Those of you who avidly follow my reviews will have noticed that … oh c’mon, there must be someone beyond Mrs. Carcharodon … really? No one? No one at all?! OK, fine. Fuck all y’all! Mrs. C., this one’s for you! So, sweetie, you’ll have noticed that in my reviews, I tend to steer clear of death metal as a genre. There are two principal reasons for this. First, I don’t really like death metal – the unrelenting nature of the music, coupled with the dying frog vocals, just doesn’t do it for me. Second – and as a function of the first – I don’t know much about it. But, if you stick a ‘blackened’ tag in front of ‘death metal,’ shit, I guess I’ll give it a go. So, French stalwarts Necrowretch, I hope you feel suitably honored by the amateur treatment your fourth full-length, The Ones from Hell, is about to receive.
The follow-up to 2017’s brutal, black-metal driven Satanic Slavery actually sees Necrowretch kick off things in surprisingly gentle fashion, as “Pure Hellfire” opens to with an acoustic guitar strumming delicately over light, pacy percussion. This lasts all of 64 seconds until the first, ponderously heavy chord hits. Another 65 seconds in and The Ones from Hell begins pummeling you in earnest. When it does launch its fury at you (with a “The Great Southern Trendkill”-worthy howl), it does so in black-metal drenched tones. Indeed, the first three tracks definitely play up the ‘blackened’ tag but as Necrowretch move into “Absolute Evil” and the malevolently crawling tones of “Codex Obscuritas,” things take on a definite swagger, with a heavy groove to the riffs. At the same time, long-standing drummer Ilmar throttles back on the blast beats, simplifying what he’s doing in favor of a slower, almost hypnotic vibe.
After the opening third of the album, it’s not until Necrowretch move into the eponymous album closer that they really step up the speed again. Back third tracks “Darkness Supreme” and “Through the Black Abyss” – which, like the opener begins in atmospheric acoustic tones – are, for the most part, grindingly heavy tracks, built on churning, oppressively weighty riffs, that never break into the out and out technicality I associate (probably in my ignorance) with modern death metal. In that sense, there’s a fair bit of Earth Rot‘s Renascentia on show, while the threatening, sepulchral tones of The Ones from Hell remind me of cuts like “Ruins” and “Unas, Slayer of Gods” from Nile’s In Their Darkened Shrines. Unlike Nile, however, Necrowretch founding member Vlad’s harsh vocals make more of a blackened rasp than they do of guttural death metal roars and the tortured shrieks that come in on cuts like “Necrowretch” and “Codex Obscuritas” conjure memories of British sludgers Charger.

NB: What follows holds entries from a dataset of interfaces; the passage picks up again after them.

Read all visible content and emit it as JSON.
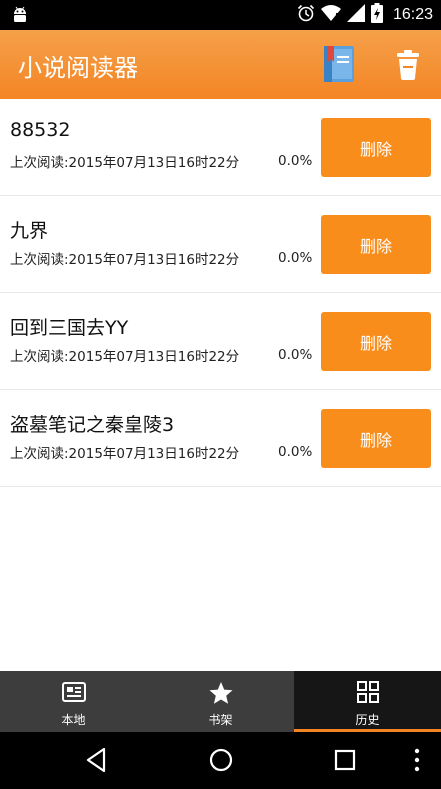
{
  "status_bar": {
    "time": "16:23",
    "icons": [
      "android-icon",
      "alarm-icon",
      "wifi-icon",
      "signal-icon",
      "battery-icon"
    ]
  },
  "action_bar": {
    "title": "小说阅读器",
    "actions": [
      {
        "name": "bookshelf-icon"
      },
      {
        "name": "trash-icon"
      }
    ]
  },
  "books": [
    {
      "title": "88532",
      "last_read": "上次阅读:2015年07月13日16时22分",
      "progress": "0.0%",
      "delete_label": "删除"
    },
    {
      "title": "九界",
      "last_read": "上次阅读:2015年07月13日16时22分",
      "progress": "0.0%",
      "delete_label": "删除"
    },
    {
      "title": "回到三国去YY",
      "last_read": "上次阅读:2015年07月13日16时22分",
      "progress": "0.0%",
      "delete_label": "删除"
    },
    {
      "title": "盗墓笔记之秦皇陵3",
      "last_read": "上次阅读:2015年07月13日16时22分",
      "progress": "0.0%",
      "delete_label": "删除"
    }
  ],
  "tabs": [
    {
      "label": "本地",
      "icon": "newspaper-icon",
      "active": false
    },
    {
      "label": "书架",
      "icon": "star-icon",
      "active": false
    },
    {
      "label": "历史",
      "icon": "grid-icon",
      "active": true
    }
  ],
  "nav_bar": {
    "buttons": [
      "back-icon",
      "home-icon",
      "recents-icon",
      "menu-icon"
    ]
  },
  "colors": {
    "accent": "#f48524",
    "button": "#f98d1b",
    "tabbar": "#3d3d3d"
  }
}
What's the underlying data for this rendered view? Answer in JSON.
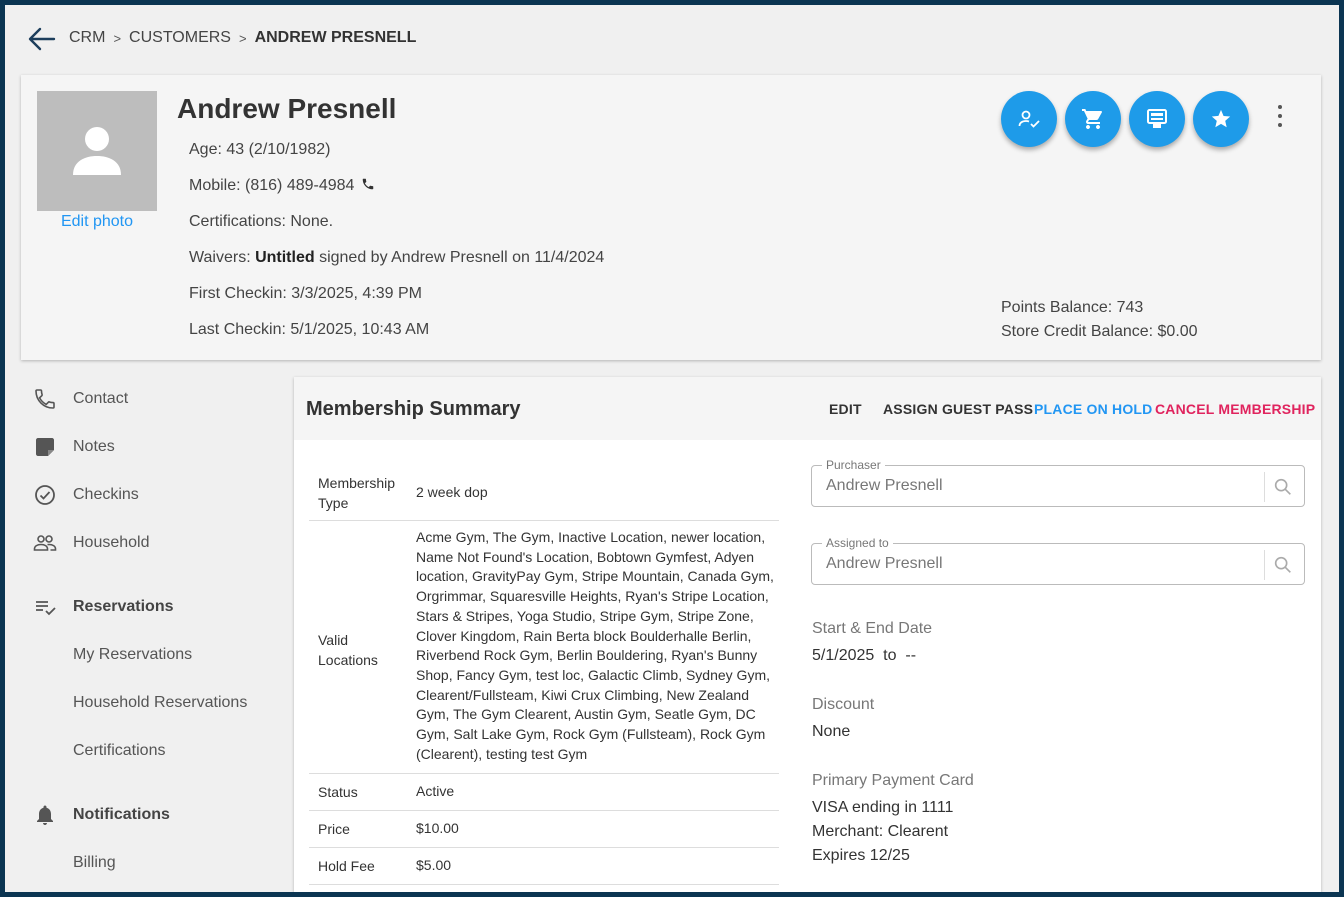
{
  "breadcrumb": {
    "items": [
      "CRM",
      "CUSTOMERS",
      "ANDREW PRESNELL"
    ],
    "separator": ">"
  },
  "profile": {
    "name": "Andrew Presnell",
    "edit_photo": "Edit photo",
    "age_label": "Age: 43 (2/10/1982)",
    "mobile_label": "Mobile: (816) 489-4984",
    "certifications_label": "Certifications: None.",
    "waivers_prefix": "Waivers: ",
    "waiver_name": "Untitled",
    "waiver_suffix": " signed by Andrew Presnell on 11/4/2024",
    "first_checkin": "First Checkin: 3/3/2025, 4:39 PM",
    "last_checkin": "Last Checkin: 5/1/2025, 10:43 AM",
    "points_balance": "Points Balance: 743",
    "store_credit": "Store Credit Balance: $0.00",
    "actions": [
      "person-check-icon",
      "cart-icon",
      "pos-terminal-icon",
      "star-icon"
    ],
    "accent_color": "#1e9be9"
  },
  "sidebar": {
    "items": [
      {
        "label": "Contact",
        "icon": "phone-icon"
      },
      {
        "label": "Notes",
        "icon": "notes-icon"
      },
      {
        "label": "Checkins",
        "icon": "check-circle-icon"
      },
      {
        "label": "Household",
        "icon": "people-icon"
      },
      {
        "label": "Reservations",
        "icon": "playlist-check-icon"
      },
      {
        "label": "My Reservations"
      },
      {
        "label": "Household Reservations"
      },
      {
        "label": "Certifications"
      },
      {
        "label": "Notifications",
        "icon": "bell-icon"
      },
      {
        "label": "Billing"
      }
    ]
  },
  "membership": {
    "title": "Membership Summary",
    "actions": {
      "edit": "EDIT",
      "guest_pass": "ASSIGN GUEST PASS",
      "hold": "PLACE ON HOLD",
      "cancel": "CANCEL MEMBERSHIP"
    },
    "rows": [
      {
        "key": "Membership Type",
        "value": "2 week dop"
      },
      {
        "key": "Valid Locations",
        "value": "Acme Gym, The Gym, Inactive Location, newer location, Name Not Found's Location, Bobtown Gymfest, Adyen location, GravityPay Gym, Stripe Mountain, Canada Gym, Orgrimmar, Squaresville Heights, Ryan's Stripe Location, Stars & Stripes, Yoga Studio, Stripe Gym, Stripe Zone, Clover Kingdom, Rain Berta block Boulderhalle Berlin, Riverbend Rock Gym, Berlin Bouldering, Ryan's Bunny Shop, Fancy Gym, test loc, Galactic Climb, Sydney Gym, Clearent/Fullsteam, Kiwi Crux Climbing, New Zealand Gym, The Gym Clearent, Austin Gym, Seatle Gym, DC Gym, Salt Lake Gym, Rock Gym (Fullsteam), Rock Gym (Clearent), testing test Gym"
      },
      {
        "key": "Status",
        "value": "Active"
      },
      {
        "key": "Price",
        "value": "$10.00"
      },
      {
        "key": "Hold Fee",
        "value": "$5.00"
      }
    ],
    "purchaser": {
      "label": "Purchaser",
      "value": "Andrew Presnell"
    },
    "assigned_to": {
      "label": "Assigned to",
      "value": "Andrew Presnell"
    },
    "dates": {
      "label": "Start & End Date",
      "value": "5/1/2025  to  --"
    },
    "discount": {
      "label": "Discount",
      "value": "None"
    },
    "payment": {
      "label": "Primary Payment Card",
      "card": "VISA ending in 1111",
      "merchant": "Merchant: Clearent",
      "expires": "Expires 12/25"
    }
  }
}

To my surprise, there is actually a lot to like about The Ones from Hell. In pacing terms, Necrowretch’s latest has more in common with their 2013 debut, Putrid Death Sorcery, than their last outing. Stylistically, however, the black metal influences seen on Satanic Slavery continue to play a significant part in what Necrowretch do and the atmosphere they craft. While I wonder at times whether the echoey effects on Vlad’s vocals are at times over-used (“Codex Obscuritas”), my main criticism of The Ones from Hell is the production. This sees the drums and vocals frequently too high in the mix, with Vlad and Wence’s guitars sometimes slipping into a sludgy background swamp. Whilst that’s all well and good on a sludge record, for all its weight, sludge this is not and, to gel with the vocals and work on drums, the riffs need to be cleaner. This is not an issue throughout the record though and when everything clicks, like on “Luciferian Sovranty,” the title track and “Darkness Supreme,” it really clicks.
I went into The Ones from Hell mainly due to a nagging sense that I should probably broaden out my review fodder, and with no real expectation of enjoying it. I have been very pleasantly surprised, however, by the black-metal led harshness on show at the start of the record and the pleasingly claustrophobic weight of the second half. At a compact 37 minutes, there’s variety enough to engage, without ever feeling ponderous or long-winded. This, Mrs. C., is likely to now see me spending more time in the blackened death metal camp, as well as with Necrowretch’s back catalog. So sweetie, if you’re looking for a Valentine’s present for me, you could do a lot worse than a vinyl copy of The Ones from Hell.